Mapping wintering waterfowl distributions using weather surveillance radarThe current network of weather surveillance radars within the United States readily detects flying birds and has proven to be a useful remote-sensing tool for ornithological study. Radar reflectivity measures serve as an index to bird density and have been used to quantitatively map landbird distributions during migratory stopover by sampling birds aloft at the onset of nocturnal migratory flights
Understanding interaction effects of climate change and fire management on bird distributions through combined process and habitat modelsAvian conservation efforts must account for changes in vegetation composition and structure associated with climate change. We modeled vegetation change and the probability of occurrence of birds to project changes in winter bird distributions associated with climate change and fire management in the northern Chihuahuan Desert (southwestern U.S.A.). We simulated vegetation change in a process-base
A Multiscale Approach to Understanding Migratory Landbird Habitat Use of Functional Stopover Habitat Types and Management EffortsUSGS scientists are using a spatially-explicit Bayesian network model to predict the difference between energetic value and energetic demand for stopover habitats for migrating landbirds.
Use of Remote Sensing Data to Quantify Bird and Bat Distributions and Inform Migratory Bird Conservation EffortsThree federal wildlife refuge complexes on the upper Texas coast include portions of the Columbia Bottomlands and other forests that are important for migratory birds and possibly bats: Texas Mid-Coast, Trinity River, and Chenier Plain.

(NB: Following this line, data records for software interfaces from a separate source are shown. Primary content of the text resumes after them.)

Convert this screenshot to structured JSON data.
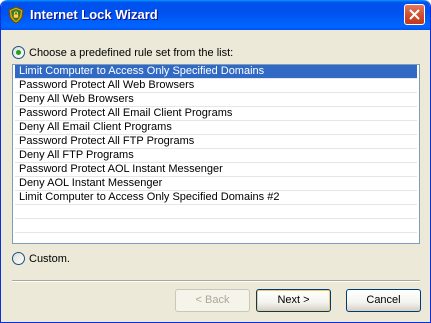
{
  "window": {
    "title": "Internet Lock Wizard",
    "icon": "shield-lock-icon"
  },
  "options": {
    "predefined_label": "Choose a predefined rule set from the list:",
    "predefined_checked": true,
    "custom_label": "Custom.",
    "custom_checked": false
  },
  "rule_list": {
    "selected_index": 0,
    "items": [
      "Limit Computer to Access Only Specified Domains",
      "Password Protect All Web Browsers",
      "Deny All Web Browsers",
      "Password Protect All Email Client Programs",
      "Deny All Email Client Programs",
      "Password Protect All FTP Programs",
      "Deny All FTP Programs",
      "Password Protect AOL Instant Messenger",
      "Deny AOL Instant Messenger",
      "Limit Computer to Access Only Specified Domains #2"
    ]
  },
  "buttons": {
    "back": "< Back",
    "back_enabled": false,
    "next": "Next >",
    "cancel": "Cancel"
  },
  "colors": {
    "titlebar": "#0053ee",
    "selection": "#316ac5",
    "dialog_bg": "#ece9d8"
  }
}
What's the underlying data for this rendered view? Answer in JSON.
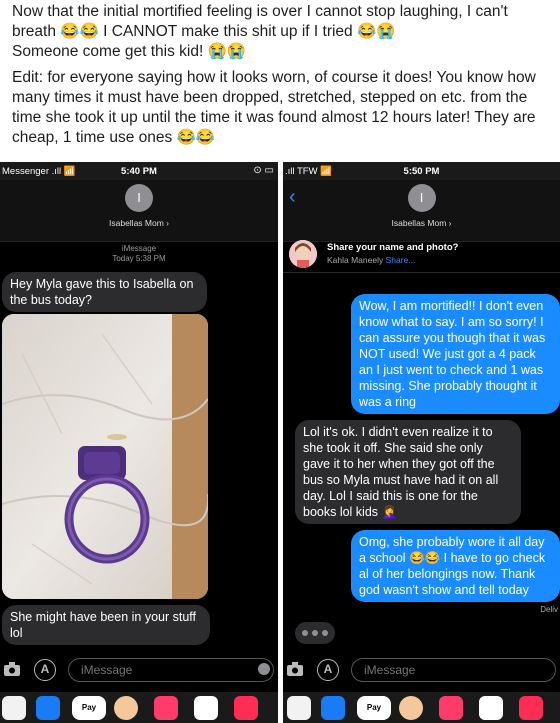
{
  "post": {
    "paragraph1": "Now that the initial mortified feeling is over I cannot stop laughing, I can't breath 😂😂 I CANNOT make this shit up if I tried 😂😭",
    "paragraph1b": "Someone come get this kid! 😭😭",
    "paragraph2": "Edit: for everyone saying how it looks worn, of course it does! You know how many times it must have been dropped, stretched, stepped on etc. from the time she took it up until the time it was found almost 12 hours later! They are cheap, 1 time use ones 😂😂"
  },
  "left_screen": {
    "status": {
      "carrier": "Messenger .ıll 📶",
      "time": "5:40 PM",
      "right": "⊙ ▭"
    },
    "contact": {
      "initial": "I",
      "name": "Isabellas Mom ›"
    },
    "imessage_label": "iMessage",
    "timestamp": "Today 5:38 PM",
    "messages": [
      {
        "text": "Hey Myla gave this to Isabella on the bus today?"
      },
      {
        "text": "She might have been in your stuff lol"
      }
    ],
    "input_placeholder": "iMessage"
  },
  "right_screen": {
    "status": {
      "carrier": ".ıll TFW 📶",
      "time": "5:50 PM"
    },
    "contact": {
      "initial": "I",
      "name": "Isabellas Mom ›"
    },
    "share": {
      "title": "Share your name and photo?",
      "subtitle": "Kahla Maneely",
      "link": "Share..."
    },
    "messages": [
      {
        "text": "Wow, I am mortified!! I don't even know what to say. I am so sorry! I can assure you though that it was NOT used! We just got a 4 pack an I just went to check and 1 was missing. She probably thought it was a ring"
      },
      {
        "text": "Lol it's ok. I didn't even realize it to she took it off. She said she only gave it to her when they got off the bus so Myla must have had it on all day. Lol I said this is one for the books lol kids 🤦‍♀️"
      },
      {
        "text": "Omg, she probably wore it all day a school 😂😂 I have to go check al of her belongings now. Thank god wasn't show and tell today"
      }
    ],
    "delivered": "Deliv",
    "input_placeholder": "iMessage"
  },
  "tray": {
    "pay_label": "Pay"
  },
  "colors": {
    "bubble_out": "#1b8cff",
    "bubble_in": "#2c2c2e",
    "link": "#2f8cff",
    "ring": "#5a3a8c"
  }
}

Use of Remote Sensing Data to Quantify Bird Distributions and Aid in the Environmental Assessment of Energy Development in the Gulf of Mexico RegionKnowing where migratory birds consistently stop to rest and forage is critical for conservation planning, particularly along the northern and western Gulf where there is increased interest in energy development.
An Online Portal for Managing and Reporting Annual Piping Plover Monitoring DataFederally-listed as threatened since 1986, the Atlantic Coast Piping Plover (Charadrius melodus) population comprises fewer than 2,000 breeding pairs, according to the most recent census data. These breeding pairs are the target of the U.S. Fish and Wildlife Service’s (USFWS) species recovery plan.
Two Hundred Years of Forest Change in the Tensas River BasinPrescriptions in the forest habitat management plan for Tensas River National Wildlife Refuge are designed to produce a forest once represented in the Tensas Basin. There are several problems with reconstructing original forests. In most areas, conditions have changed since these forests were cut; particularly, hydrology, soils, and climatic conditions.
Modeling Landscape-Scale Habitat Relations for Landbirds During Migration: Science Support for the Gulf Coast Joint VentureUSGS uses weather surveillance radar data and landscape-scale habitat metrics to model bird-habitat connections along the western coast of the Gulf of Mexico.
Monitoring Effects of Barrier Island Restoration on Piping Plovers in LouisianaThe federally threatened piping plover relies on sand-beach habitat year-round for nesting, foraging, and roosting, habitat that is particularly vulnerable to loss and degradation from coastal development, recreation activities, erosion, and sea-level rise.
Response of a Threatened Shorebird to Severe StormsThe federally protected Atlantic Coast Piping Plover relies on habitats that were affected by Hurricane Sandy. USGS works to understand how these changes have affected nesting habitat and the reproductive success of the shorebird.